### Work task
Your answer must be the listing, given again word for word.
+---+
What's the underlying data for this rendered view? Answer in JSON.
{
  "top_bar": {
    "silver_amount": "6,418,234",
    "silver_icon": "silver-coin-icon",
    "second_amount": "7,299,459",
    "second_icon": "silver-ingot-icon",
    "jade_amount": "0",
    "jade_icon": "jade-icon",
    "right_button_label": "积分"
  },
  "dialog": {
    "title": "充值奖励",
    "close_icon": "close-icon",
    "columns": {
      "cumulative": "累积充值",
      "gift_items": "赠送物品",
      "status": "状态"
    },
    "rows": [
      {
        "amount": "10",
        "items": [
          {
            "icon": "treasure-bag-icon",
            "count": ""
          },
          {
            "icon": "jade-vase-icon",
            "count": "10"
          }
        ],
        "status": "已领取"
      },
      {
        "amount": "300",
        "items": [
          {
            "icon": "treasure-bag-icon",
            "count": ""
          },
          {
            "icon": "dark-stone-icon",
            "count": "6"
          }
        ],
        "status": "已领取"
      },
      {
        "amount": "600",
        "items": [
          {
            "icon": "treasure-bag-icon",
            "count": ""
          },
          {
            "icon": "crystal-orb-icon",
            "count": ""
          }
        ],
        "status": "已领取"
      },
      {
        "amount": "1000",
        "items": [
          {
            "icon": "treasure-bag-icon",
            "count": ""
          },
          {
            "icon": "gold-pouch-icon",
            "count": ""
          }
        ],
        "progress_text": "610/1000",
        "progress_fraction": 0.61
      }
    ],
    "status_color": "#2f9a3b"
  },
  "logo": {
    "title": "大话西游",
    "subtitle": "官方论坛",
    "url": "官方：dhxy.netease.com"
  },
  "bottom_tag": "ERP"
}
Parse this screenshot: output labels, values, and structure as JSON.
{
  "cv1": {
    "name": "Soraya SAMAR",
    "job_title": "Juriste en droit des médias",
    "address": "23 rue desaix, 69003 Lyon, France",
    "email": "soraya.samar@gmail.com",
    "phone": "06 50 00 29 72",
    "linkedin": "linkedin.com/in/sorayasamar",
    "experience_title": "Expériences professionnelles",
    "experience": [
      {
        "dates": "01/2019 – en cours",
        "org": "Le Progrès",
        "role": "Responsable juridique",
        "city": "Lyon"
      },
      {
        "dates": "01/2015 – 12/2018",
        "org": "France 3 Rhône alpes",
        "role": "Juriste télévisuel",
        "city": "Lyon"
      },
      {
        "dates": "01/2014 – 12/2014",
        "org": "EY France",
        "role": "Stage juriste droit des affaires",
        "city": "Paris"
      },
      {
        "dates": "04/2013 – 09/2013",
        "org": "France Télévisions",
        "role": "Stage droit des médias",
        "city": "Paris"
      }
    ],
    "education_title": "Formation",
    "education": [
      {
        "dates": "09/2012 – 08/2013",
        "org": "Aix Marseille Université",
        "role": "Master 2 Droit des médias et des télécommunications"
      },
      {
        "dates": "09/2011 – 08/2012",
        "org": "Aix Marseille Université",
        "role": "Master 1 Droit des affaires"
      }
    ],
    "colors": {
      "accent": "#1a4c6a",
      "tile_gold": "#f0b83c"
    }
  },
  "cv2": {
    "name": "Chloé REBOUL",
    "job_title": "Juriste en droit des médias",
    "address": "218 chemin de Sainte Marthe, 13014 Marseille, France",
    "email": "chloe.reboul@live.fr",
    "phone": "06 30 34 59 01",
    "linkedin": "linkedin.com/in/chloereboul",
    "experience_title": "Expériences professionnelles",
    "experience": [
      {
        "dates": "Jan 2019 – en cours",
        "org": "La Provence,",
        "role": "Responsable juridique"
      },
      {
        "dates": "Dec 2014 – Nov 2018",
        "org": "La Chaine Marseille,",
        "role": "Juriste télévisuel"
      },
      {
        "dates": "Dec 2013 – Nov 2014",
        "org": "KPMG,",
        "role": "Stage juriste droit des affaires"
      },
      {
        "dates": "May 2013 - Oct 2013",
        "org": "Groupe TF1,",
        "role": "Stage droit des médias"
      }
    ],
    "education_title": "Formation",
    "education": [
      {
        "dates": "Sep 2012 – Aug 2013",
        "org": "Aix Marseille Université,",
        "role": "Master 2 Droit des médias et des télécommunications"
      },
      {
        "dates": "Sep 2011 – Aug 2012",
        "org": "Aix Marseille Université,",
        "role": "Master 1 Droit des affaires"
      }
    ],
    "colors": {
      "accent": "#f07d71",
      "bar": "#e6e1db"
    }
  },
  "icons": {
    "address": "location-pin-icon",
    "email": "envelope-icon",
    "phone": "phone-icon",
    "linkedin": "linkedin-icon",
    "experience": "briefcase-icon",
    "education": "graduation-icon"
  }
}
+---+
### Exercise output
What's the underlying data for this rendered view? Answer in JSON.
{
  "top_bar": {
    "silver_amount": "6,418,234",
    "silver_icon": "silver-coin-icon",
    "second_amount": "7,299,459",
    "second_icon": "silver-ingot-icon",
    "jade_amount": "0",
    "jade_icon": "jade-icon",
    "right_button_label": "积分"
  },
  "dialog": {
    "title": "充值奖励",
    "close_icon": "close-icon",
    "columns": {
      "cumulative": "累积充值",
      "gift_items": "赠送物品",
      "status": "状态"
    },
    "rows": [
      {
        "amount": "10",
        "items": [
          {
            "icon": "treasure-bag-icon",
            "count": ""
          },
          {
            "icon": "jade-vase-icon",
            "count": "10"
          }
        ],
        "status": "已领取"
      },
      {
        "amount": "300",
        "items": [
          {
            "icon": "treasure-bag-icon",
            "count": ""
          },
          {
            "icon": "dark-stone-icon",
            "count": "6"
          }
        ],
        "status": "已领取"
      },
      {
        "amount": "600",
        "items": [
          {
            "icon": "treasure-bag-icon",
            "count": ""
          },
          {
            "icon": "crystal-orb-icon",
            "count": ""
          }
        ],
        "status": "已领取"
      },
      {
        "amount": "1000",
        "items": [
          {
            "icon": "treasure-bag-icon",
            "count": ""
          },
          {
            "icon": "gold-pouch-icon",
            "count": ""
          }
        ],
        "progress_text": "610/1000",
        "progress_fraction": 0.61
      }
    ],
    "status_color": "#2f9a3b"
  },
  "logo": {
    "title": "大话西游",
    "subtitle": "官方论坛",
    "url": "官方：dhxy.netease.com"
  },
  "bottom_tag": "ERP"
}
Parse this screenshot: output labels, values, and structure as JSON.
{
  "cv1": {
    "name": "Soraya SAMAR",
    "job_title": "Juriste en droit des médias",
    "address": "23 rue desaix, 69003 Lyon, France",
    "email": "soraya.samar@gmail.com",
    "phone": "06 50 00 29 72",
    "linkedin": "linkedin.com/in/sorayasamar",
    "experience_title": "Expériences professionnelles",
    "experience": [
      {
        "dates": "01/2019 – en cours",
        "org": "Le Progrès",
        "role": "Responsable juridique",
        "city": "Lyon"
      },
      {
        "dates": "01/2015 – 12/2018",
        "org": "France 3 Rhône alpes",
        "role": "Juriste télévisuel",
        "city": "Lyon"
      },
      {
        "dates": "01/2014 – 12/2014",
        "org": "EY France",
        "role": "Stage juriste droit des affaires",
        "city": "Paris"
      },
      {
        "dates": "04/2013 – 09/2013",
        "org": "France Télévisions",
        "role": "Stage droit des médias",
        "city": "Paris"
      }
    ],
    "education_title": "Formation",
    "education": [
      {
        "dates": "09/2012 – 08/2013",
        "org": "Aix Marseille Université",
        "role": "Master 2 Droit des médias et des télécommunications"
      },
      {
        "dates": "09/2011 – 08/2012",
        "org": "Aix Marseille Université",
        "role": "Master 1 Droit des affaires"
      }
    ],
    "colors": {
      "accent": "#1a4c6a",
      "tile_gold": "#f0b83c"
    }
  },
  "cv2": {
    "name": "Chloé REBOUL",
    "job_title": "Juriste en droit des médias",
    "address": "218 chemin de Sainte Marthe, 13014 Marseille, France",
    "email": "chloe.reboul@live.fr",
    "phone": "06 30 34 59 01",
    "linkedin": "linkedin.com/in/chloereboul",
    "experience_title": "Expériences professionnelles",
    "experience": [
      {
        "dates": "Jan 2019 – en cours",
        "org": "La Provence,",
        "role": "Responsable juridique"
      },
      {
        "dates": "Dec 2014 – Nov 2018",
        "org": "La Chaine Marseille,",
        "role": "Juriste télévisuel"
      },
      {
        "dates": "Dec 2013 – Nov 2014",
        "org": "KPMG,",
        "role": "Stage juriste droit des affaires"
      },
      {
        "dates": "May 2013 - Oct 2013",
        "org": "Groupe TF1,",
        "role": "Stage droit des médias"
      }
    ],
    "education_title": "Formation",
    "education": [
      {
        "dates": "Sep 2012 – Aug 2013",
        "org": "Aix Marseille Université,",
        "role": "Master 2 Droit des médias et des télécommunications"
      },
      {
        "dates": "Sep 2011 – Aug 2012",
        "org": "Aix Marseille Université,",
        "role": "Master 1 Droit des affaires"
      }
    ],
    "colors": {
      "accent": "#f07d71",
      "bar": "#e6e1db"
    }
  },
  "icons": {
    "address": "location-pin-icon",
    "email": "envelope-icon",
    "phone": "phone-icon",
    "linkedin": "linkedin-icon",
    "experience": "briefcase-icon",
    "education": "graduation-icon"
  }
}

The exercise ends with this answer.